--- ACTION ITEM ---
Extract every entry word for word.

(Dataset rows describing interfaces)
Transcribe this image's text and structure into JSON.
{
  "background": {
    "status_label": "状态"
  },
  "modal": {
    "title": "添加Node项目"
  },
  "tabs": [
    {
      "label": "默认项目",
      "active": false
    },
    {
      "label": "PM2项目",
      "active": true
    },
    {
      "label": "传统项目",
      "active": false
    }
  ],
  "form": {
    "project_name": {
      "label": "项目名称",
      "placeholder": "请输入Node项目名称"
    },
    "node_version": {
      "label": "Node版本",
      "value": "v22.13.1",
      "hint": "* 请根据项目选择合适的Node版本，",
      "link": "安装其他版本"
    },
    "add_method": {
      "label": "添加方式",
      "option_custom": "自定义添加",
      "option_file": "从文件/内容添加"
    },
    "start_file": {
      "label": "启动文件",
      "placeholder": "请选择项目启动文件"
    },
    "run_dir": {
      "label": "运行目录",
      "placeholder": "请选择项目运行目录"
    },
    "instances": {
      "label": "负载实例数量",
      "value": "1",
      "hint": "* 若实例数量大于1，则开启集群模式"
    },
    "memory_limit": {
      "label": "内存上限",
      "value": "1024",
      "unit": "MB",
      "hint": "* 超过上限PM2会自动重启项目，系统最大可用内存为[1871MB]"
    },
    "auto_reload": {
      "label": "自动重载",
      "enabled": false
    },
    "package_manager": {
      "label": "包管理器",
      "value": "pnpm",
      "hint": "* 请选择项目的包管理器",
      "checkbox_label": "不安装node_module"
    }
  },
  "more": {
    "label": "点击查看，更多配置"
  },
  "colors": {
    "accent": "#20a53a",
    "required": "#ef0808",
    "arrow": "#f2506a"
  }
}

--- WRITTEN REPLY ---
Transcribe this image's text and structure into JSON.
{
  "background": {
    "status_label": "状态"
  },
  "modal": {
    "title": "添加Node项目"
  },
  "tabs": [
    {
      "label": "默认项目",
      "active": false
    },
    {
      "label": "PM2项目",
      "active": true
    },
    {
      "label": "传统项目",
      "active": false
    }
  ],
  "form": {
    "project_name": {
      "label": "项目名称",
      "placeholder": "请输入Node项目名称"
    },
    "node_version": {
      "label": "Node版本",
      "value": "v22.13.1",
      "hint": "* 请根据项目选择合适的Node版本，",
      "link": "安装其他版本"
    },
    "add_method": {
      "label": "添加方式",
      "option_custom": "自定义添加",
      "option_file": "从文件/内容添加"
    },
    "start_file": {
      "label": "启动文件",
      "placeholder": "请选择项目启动文件"
    },
    "run_dir": {
      "label": "运行目录",
      "placeholder": "请选择项目运行目录"
    },
    "instances": {
      "label": "负载实例数量",
      "value": "1",
      "hint": "* 若实例数量大于1，则开启集群模式"
    },
    "memory_limit": {
      "label": "内存上限",
      "value": "1024",
      "unit": "MB",
      "hint": "* 超过上限PM2会自动重启项目，系统最大可用内存为[1871MB]"
    },
    "auto_reload": {
      "label": "自动重载",
      "enabled": false
    },
    "package_manager": {
      "label": "包管理器",
      "value": "pnpm",
      "hint": "* 请选择项目的包管理器",
      "checkbox_label": "不安装node_module"
    }
  },
  "more": {
    "label": "点击查看，更多配置"
  },
  "colors": {
    "accent": "#20a53a",
    "required": "#ef0808",
    "arrow": "#f2506a"
  }
}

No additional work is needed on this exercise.